By Wells Dusenbury
Published September 22, 2022
man says he’s an HOA president at a public meeting, talks about everyone being
“in favor” of a controversial plan for an apartment building — then winds up in
jail because police say he wasn’t who he claimed to be.
Neil Carson, of Delray
Beach, had identified himself on Aug. 9 as the homeowners
association president for Andover, a gated residential
community less than a mile from a proposed eight-story
apartment development by Congress Avenue, police say. He
approached the lectern and spoke for three minutes, praising
“Everyone is really in favor of what’s happening in the
area,” Carson said during the Delray Beach City Commission
meeting last month. “And this project we feel will just add
to the beautification of the area.”
“We are really in favor of this project.”
But Delray Beach Police say Carson was only pretending to be

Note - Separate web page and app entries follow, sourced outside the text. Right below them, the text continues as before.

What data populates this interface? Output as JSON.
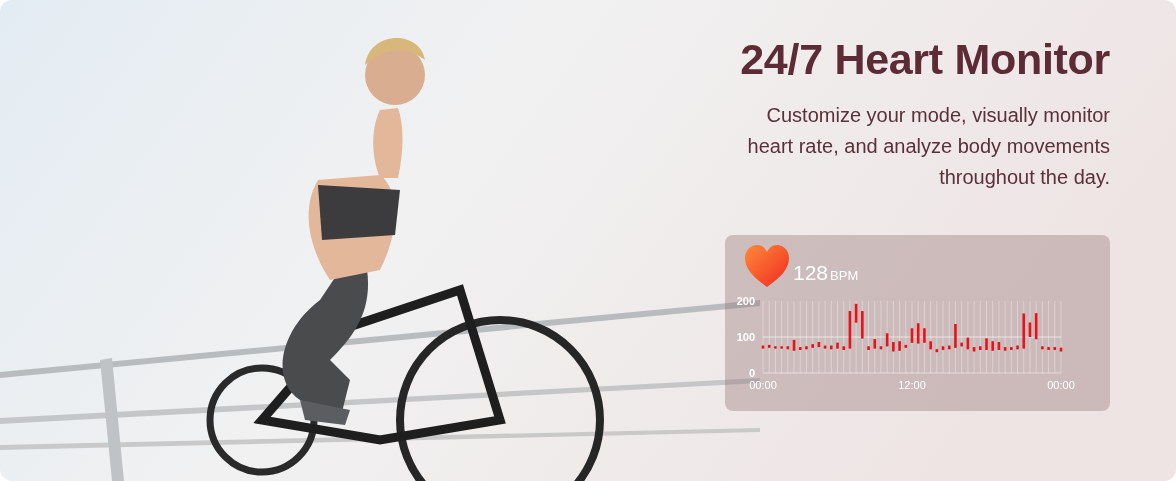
{
  "banner": {
    "kind": "picture",
    "title": "24/7 Heart Monitor",
    "description": "Customize your mode, visually monitor heart rate, and analyze body movements throughout the day."
  },
  "heart_card": {
    "value": "128",
    "unit": "BPM",
    "chart_data": {
      "type": "candlestick",
      "color": "#e8121a",
      "ref_lines": [
        {
          "axis": "y",
          "value": 100
        }
      ],
      "ylim": [
        0,
        200
      ],
      "yticks": [
        0,
        100,
        200
      ],
      "xlim": [
        0,
        24
      ],
      "xticks": [
        {
          "value": 0,
          "label": "00:00"
        },
        {
          "value": 12,
          "label": "12:00"
        },
        {
          "value": 24,
          "label": "00:00"
        }
      ],
      "x": [
        0,
        0.5,
        1,
        1.5,
        2,
        2.5,
        3,
        3.5,
        4,
        4.5,
        5,
        5.5,
        6,
        6.5,
        7,
        7.5,
        8,
        8.5,
        9,
        9.5,
        10,
        10.5,
        11,
        11.5,
        12,
        12.5,
        13,
        13.5,
        14,
        14.5,
        15,
        15.5,
        16,
        16.5,
        17,
        17.5,
        18,
        18.5,
        19,
        19.5,
        20,
        20.5,
        21,
        21.5,
        22,
        22.5,
        23,
        23.5,
        24
      ],
      "ohlc": [
        [
          68,
          76,
          68,
          76
        ],
        [
          70,
          78,
          70,
          78
        ],
        [
          68,
          74,
          68,
          74
        ],
        [
          68,
          74,
          68,
          74
        ],
        [
          66,
          74,
          66,
          74
        ],
        [
          62,
          92,
          62,
          92
        ],
        [
          64,
          72,
          64,
          72
        ],
        [
          66,
          74,
          66,
          74
        ],
        [
          70,
          80,
          70,
          80
        ],
        [
          72,
          86,
          72,
          86
        ],
        [
          68,
          76,
          68,
          76
        ],
        [
          66,
          76,
          66,
          76
        ],
        [
          68,
          84,
          68,
          84
        ],
        [
          64,
          74,
          64,
          74
        ],
        [
          68,
          172,
          68,
          172
        ],
        [
          140,
          192,
          140,
          192
        ],
        [
          96,
          172,
          96,
          172
        ],
        [
          64,
          74,
          64,
          74
        ],
        [
          68,
          94,
          68,
          94
        ],
        [
          66,
          74,
          66,
          74
        ],
        [
          74,
          110,
          74,
          110
        ],
        [
          60,
          86,
          60,
          86
        ],
        [
          62,
          88,
          62,
          88
        ],
        [
          70,
          78,
          70,
          78
        ],
        [
          84,
          124,
          84,
          124
        ],
        [
          82,
          138,
          82,
          138
        ],
        [
          84,
          124,
          84,
          124
        ],
        [
          66,
          88,
          66,
          88
        ],
        [
          58,
          66,
          58,
          66
        ],
        [
          64,
          74,
          64,
          74
        ],
        [
          66,
          76,
          66,
          76
        ],
        [
          70,
          136,
          70,
          136
        ],
        [
          74,
          84,
          74,
          84
        ],
        [
          66,
          98,
          66,
          98
        ],
        [
          60,
          72,
          60,
          72
        ],
        [
          64,
          74,
          64,
          74
        ],
        [
          64,
          96,
          64,
          96
        ],
        [
          62,
          88,
          62,
          88
        ],
        [
          64,
          86,
          64,
          86
        ],
        [
          62,
          72,
          62,
          72
        ],
        [
          64,
          72,
          64,
          72
        ],
        [
          66,
          76,
          66,
          76
        ],
        [
          68,
          165,
          68,
          165
        ],
        [
          100,
          140,
          100,
          140
        ],
        [
          94,
          166,
          94,
          166
        ],
        [
          66,
          74,
          66,
          74
        ],
        [
          64,
          72,
          64,
          72
        ],
        [
          64,
          72,
          64,
          72
        ],
        [
          60,
          70,
          60,
          70
        ]
      ]
    }
  }
}
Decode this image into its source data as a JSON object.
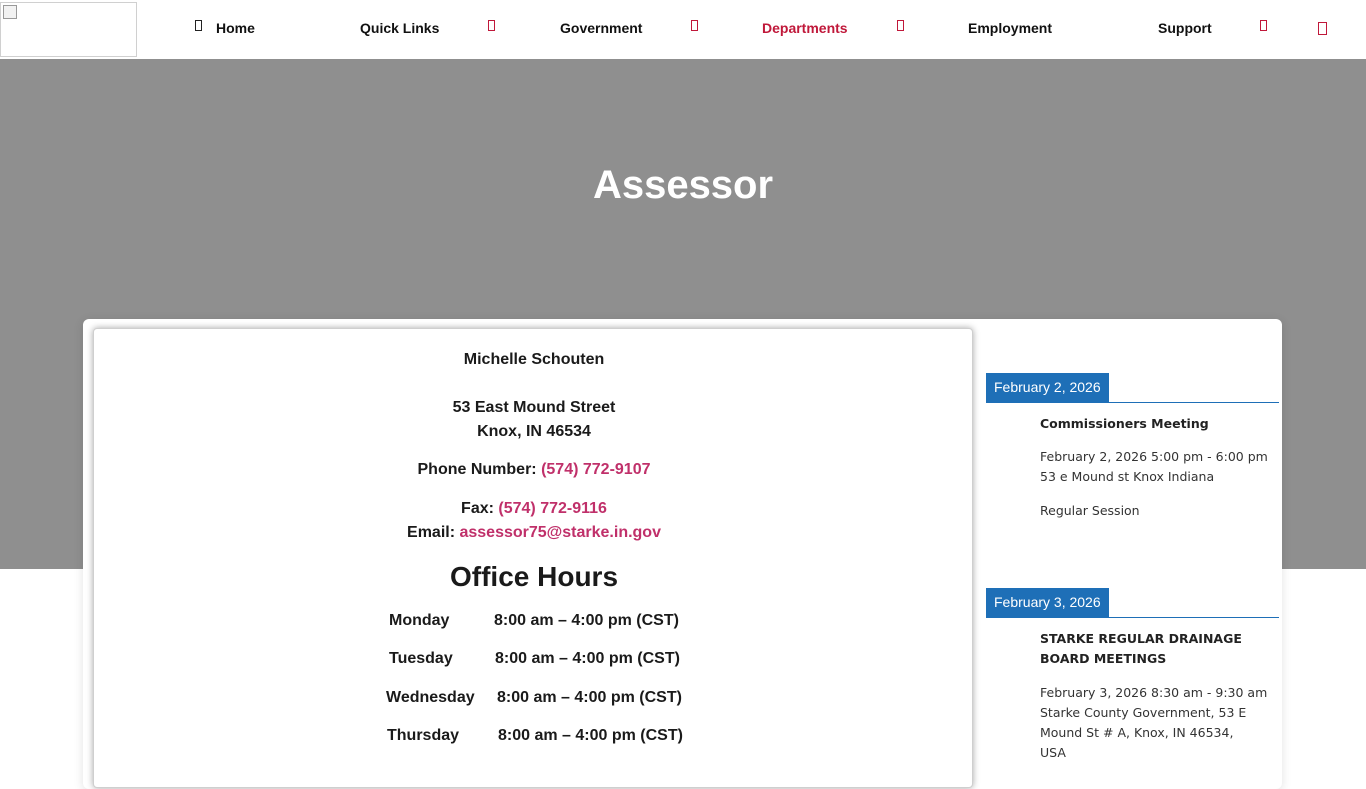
{
  "nav": {
    "items": [
      {
        "label": "Home"
      },
      {
        "label": "Quick Links"
      },
      {
        "label": "Government"
      },
      {
        "label": "Departments"
      },
      {
        "label": "Employment"
      },
      {
        "label": "Support"
      }
    ],
    "active_item": "Departments",
    "accent_color": "#c0183a"
  },
  "hero": {
    "title": "Assessor",
    "background_color": "#8f8f8f"
  },
  "contact": {
    "name": "Michelle Schouten",
    "address_line1": "53 East Mound Street",
    "address_line2": "Knox, IN 46534",
    "phone_label": "Phone Number:",
    "phone": "(574) 772-9107",
    "fax_label": "Fax:",
    "fax": "(574) 772-9116",
    "email_label": "Email:",
    "email": "assessor75@starke.in.gov",
    "link_color": "#c0306a"
  },
  "office_hours": {
    "title": "Office Hours",
    "rows": [
      {
        "day": "Monday",
        "time": "8:00 am – 4:00 pm (CST)"
      },
      {
        "day": "Tuesday",
        "time": "8:00 am – 4:00 pm (CST)"
      },
      {
        "day": "Wednesday",
        "time": "8:00 am – 4:00 pm (CST)"
      },
      {
        "day": "Thursday",
        "time": "8:00 am – 4:00 pm (CST)"
      }
    ]
  },
  "events": {
    "tab_color": "#1e6fb7",
    "items": [
      {
        "date": "February 2, 2026",
        "title": "Commissioners Meeting",
        "datetime": "February 2, 2026  5:00 pm - 6:00 pm",
        "location": "53 e Mound st Knox Indiana",
        "description": "Regular Session"
      },
      {
        "date": "February 3, 2026",
        "title": "STARKE REGULAR DRAINAGE BOARD MEETINGS",
        "datetime": "February 3, 2026  8:30 am - 9:30 am",
        "location": "Starke County Government, 53 E Mound St # A, Knox, IN 46534, USA"
      }
    ]
  }
}
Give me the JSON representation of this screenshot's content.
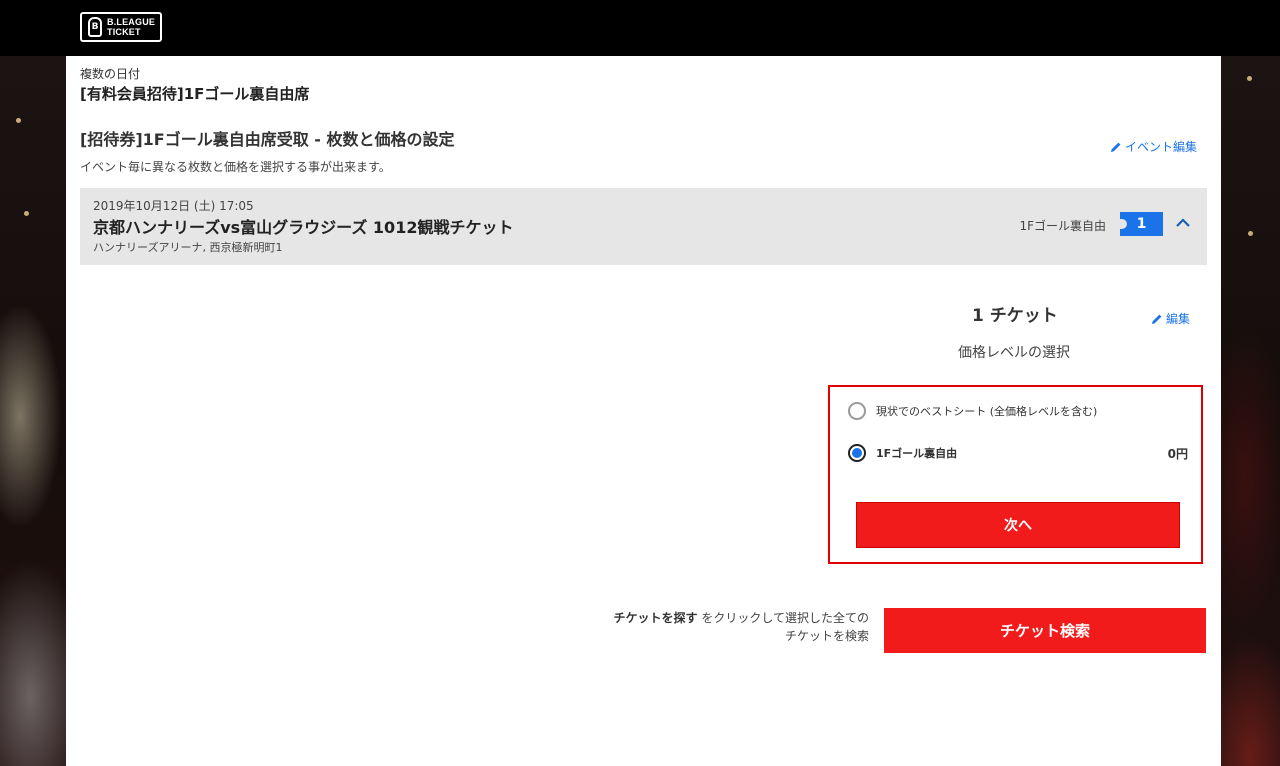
{
  "header": {
    "logo_line1": "B.LEAGUE",
    "logo_line2": "TICKET"
  },
  "page": {
    "breadcrumb": "複数の日付",
    "event_title": "[有料会員招待]1Fゴール裏自由席",
    "section_title": "[招待券]1Fゴール裏自由席受取 - 枚数と価格の設定",
    "section_desc": "イベント毎に異なる枚数と価格を選択する事が出来ます。",
    "edit_event_label": "イベント編集"
  },
  "event": {
    "datetime": "2019年10月12日 (土) 17:05",
    "name": "京都ハンナリーズvs富山グラウジーズ 1012観戦チケット",
    "venue": "ハンナリーズアリーナ, 西京極新明町1",
    "seat_type": "1Fゴール裏自由",
    "ticket_count": "1"
  },
  "selection": {
    "tickets_label": "1 チケット",
    "edit_label": "編集",
    "price_level_heading": "価格レベルの選択",
    "options": [
      {
        "label": "現状でのベストシート (全価格レベルを含む)",
        "price": "",
        "selected": false
      },
      {
        "label": "1Fゴール裏自由",
        "price": "0円",
        "selected": true
      }
    ],
    "next_button": "次へ"
  },
  "search": {
    "note_bold": "チケットを探す",
    "note_rest_line1": " をクリックして選択した全ての",
    "note_line2": "チケットを検索",
    "button": "チケット検索"
  },
  "colors": {
    "accent_red": "#f21b1b",
    "link_blue": "#1a73e8",
    "highlight_border": "#e00000"
  }
}
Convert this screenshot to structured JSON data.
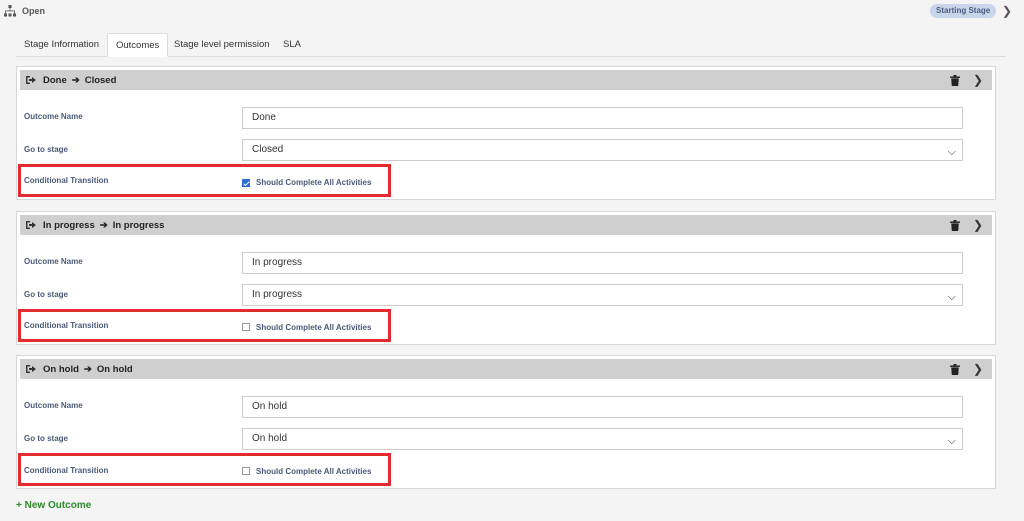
{
  "stage": {
    "name": "Open",
    "badge": "Starting Stage"
  },
  "tabs": [
    "Stage Information",
    "Outcomes",
    "Stage level permission",
    "SLA"
  ],
  "form_labels": {
    "outcome_name": "Outcome Name",
    "go_to_stage": "Go to stage",
    "conditional_transition": "Conditional Transition",
    "checkbox": "Should Complete All Activities"
  },
  "outcomes": [
    {
      "name": "Done",
      "target": "Closed",
      "name_value": "Done",
      "stage_value": "Closed",
      "checked": true
    },
    {
      "name": "In progress",
      "target": "In progress",
      "name_value": "In progress",
      "stage_value": "In progress",
      "checked": false
    },
    {
      "name": "On hold",
      "target": "On hold",
      "name_value": "On hold",
      "stage_value": "On hold",
      "checked": false
    }
  ],
  "new_outcome_label": "+ New Outcome",
  "icons": {
    "stage": "sitemap-icon",
    "outcome": "sign-out-icon",
    "arrow": "arrow-right-icon",
    "delete": "trash-icon",
    "expand": "chevron-right-icon",
    "select": "chevron-down-icon"
  },
  "colors": {
    "highlight": "#e52a2f",
    "badge_bg": "#c9d5ea",
    "header_bg": "#cfcfcf",
    "new_outcome": "#2c8a2c",
    "checkbox": "#2b6cd9"
  }
}
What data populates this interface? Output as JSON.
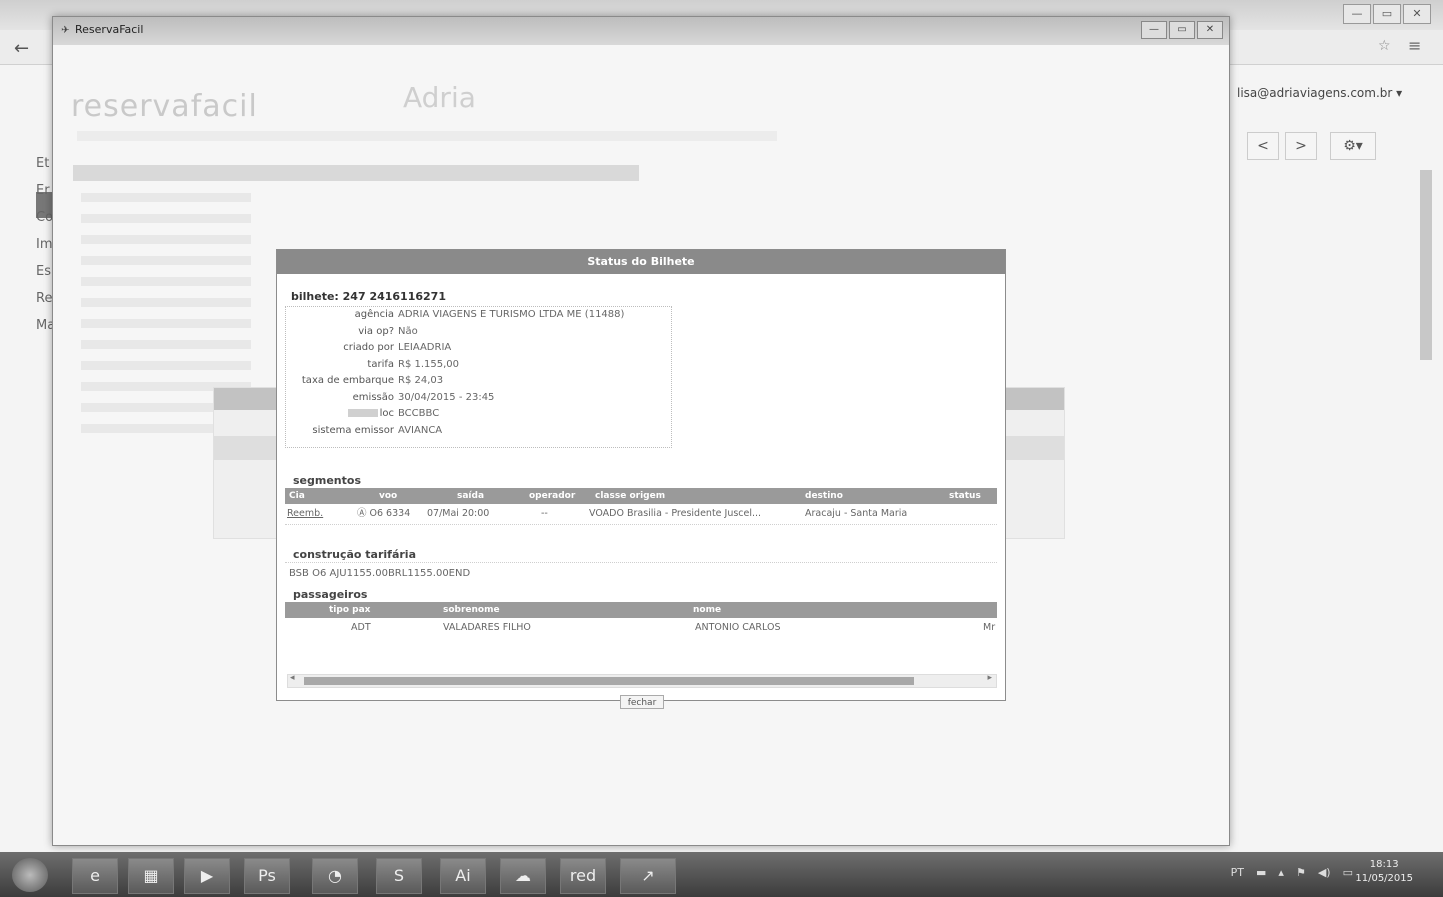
{
  "browser": {
    "email": "lisa@adriaviagens.com.br ▾",
    "nav_prev": "<",
    "nav_next": ">",
    "settings": "⚙▾",
    "back": "←",
    "star": "☆",
    "menu": "≡",
    "window_controls": [
      "—",
      "▭",
      "✕"
    ],
    "left_letters": [
      "Et",
      "",
      "Er",
      "Co",
      "Imp",
      "Es",
      "Re",
      "Ma"
    ]
  },
  "popup": {
    "title": "ReservaFacil",
    "controls": [
      "—",
      "▭",
      "✕"
    ],
    "logo": "reservafacil",
    "logo2": "Adria"
  },
  "modal": {
    "header": "Status do Bilhete",
    "ticket": "bilhete: 247 2416116271",
    "info": [
      {
        "label": "agência",
        "value": "ADRIA VIAGENS E TURISMO LTDA ME (11488)"
      },
      {
        "label": "via op?",
        "value": "Não"
      },
      {
        "label": "criado por",
        "value": "LEIAADRIA"
      },
      {
        "label": "tarifa",
        "value": "R$ 1.155,00"
      },
      {
        "label": "taxa de embarque",
        "value": "R$ 24,03"
      },
      {
        "label": "emissão",
        "value": "30/04/2015 - 23:45"
      },
      {
        "label": "loc",
        "value": "BCCBBC"
      },
      {
        "label": "sistema emissor",
        "value": "AVIANCA"
      }
    ],
    "segments_title": "segmentos",
    "segments_headers": [
      "Cia",
      "voo",
      "saída",
      "operador",
      "classe origem",
      "destino",
      "status"
    ],
    "segment_row": {
      "status_link": "Reemb.",
      "flight": "Ⓐ O6 6334",
      "departure": "07/Mai 20:00",
      "operator": "--",
      "origin": "VOADO Brasilia - Presidente Juscel...",
      "destination": "Aracaju - Santa Maria"
    },
    "fare_title": "construção tarifária",
    "fare_text": "BSB O6 AJU1155.00BRL1155.00END",
    "passengers_title": "passageiros",
    "passengers_headers": [
      "tipo pax",
      "sobrenome",
      "nome"
    ],
    "passenger_row": {
      "type": "ADT",
      "surname": "VALADARES FILHO",
      "name": "ANTONIO CARLOS",
      "extra": "Mr"
    },
    "scroll_left": "◂",
    "scroll_right": "▸",
    "close_label": "fechar"
  },
  "taskbar": {
    "items": [
      "e",
      "▦",
      "▶",
      "Ps",
      "◔",
      "S",
      "Ai",
      "☁",
      "red",
      "↗"
    ],
    "tray": [
      "PT",
      "▬",
      "▴",
      "⚑",
      "◀)",
      "▭"
    ],
    "time": "18:13",
    "date": "11/05/2015"
  }
}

the HOA president — and lied to city officials during the
official proceeding. He is a construction executive for a
Delray Beach firm, Kaufman Lynn, which has done numerous
housing developments in the city, according to the firm’s
The perjury claims centered around last month’s meeting in
which city commissioners were discussing a proposed housing
development that would include 271 residential units, more
than 1,000 square feet of commercial space and a seven-story
parking garage at 1625 Congress Ave., just south of Linton
Boulevard and west of Interstate 95.
Delray Beach police on Sunday arrested Neil Carson on
a perjury charge, Palm Beach County jail records show. The Delray
Beach man was freed on $3,000 bond on Monday, the records
The project had already received pushback from the city due to its height and
size. During public meetings, residents are allowed to speak on certain issues
for a brief amount of time.
But since the meetings are considered quasi-judicial hearings, speakers are
sworn in under oath by the city clerk before they can make their comments.
Just three days later, though, the law firm that represents Andover’s HOA wrote
a letter to the city, saying Carson had lied and that he is not the president
and is not even on the board of directors, according to the arrest report.
An attorney for the firm Sachs Sax Caplan later told a Delray Beach police
officer that he had never even heard of Carson.
Carson serves as the managing director for Multifamily Development at Kaufman
Lynn, according to the company’s website. Carson has worked in that role since
2011 and previously served as vice president of development at Silver Companies
from 2002-11, according to his LinkedIn page.
Following the letter to the city, Delray Beach police began investigating the
Then on Sunday, Carson was arrested on one charge of felony perjury for lying
for making false statements during an official proceeding. Carson, 52, was
released Monday on a $3,000 bond.
Reached by the South Florida Sun Sentinel on Tuesday, he declined to comment. A
representative from Kaufman Lynn also declined to comment.
Carson told officers that he “made a mistake” by saying he was president of the
HOA and that he was nervous because it was his first City Commission meeting,
the arrest report said.
Carson added he was “tired because he had a long day.”
Delray Beach Mayor Shelly Petrolia was stunned, saying she had never heard of
another situation like this. When Carson spoke at the meeting, Petrolia said she
had no idea he had misrepresented himself and took him at face value.
Petrolia said it was alarming because commissioners are “basing their decision
on [people being honest] coming before them. Now we have someone that’s not
saying the truth — is anyone relying on that and does that change the outcome?
“Do we have to go through this whole process again? That’s the thing that was
most concerning with me with what transpired with the information. And that’s
why we can’t have that happen. It can literally cause everything to have to be
In this case, the city commission voted on Aug. 9 to send the proposal back to
the Planning and Zoning Board for further discussion, meaning the alleged
perjury won’t cause the board to have to redo the proceeding.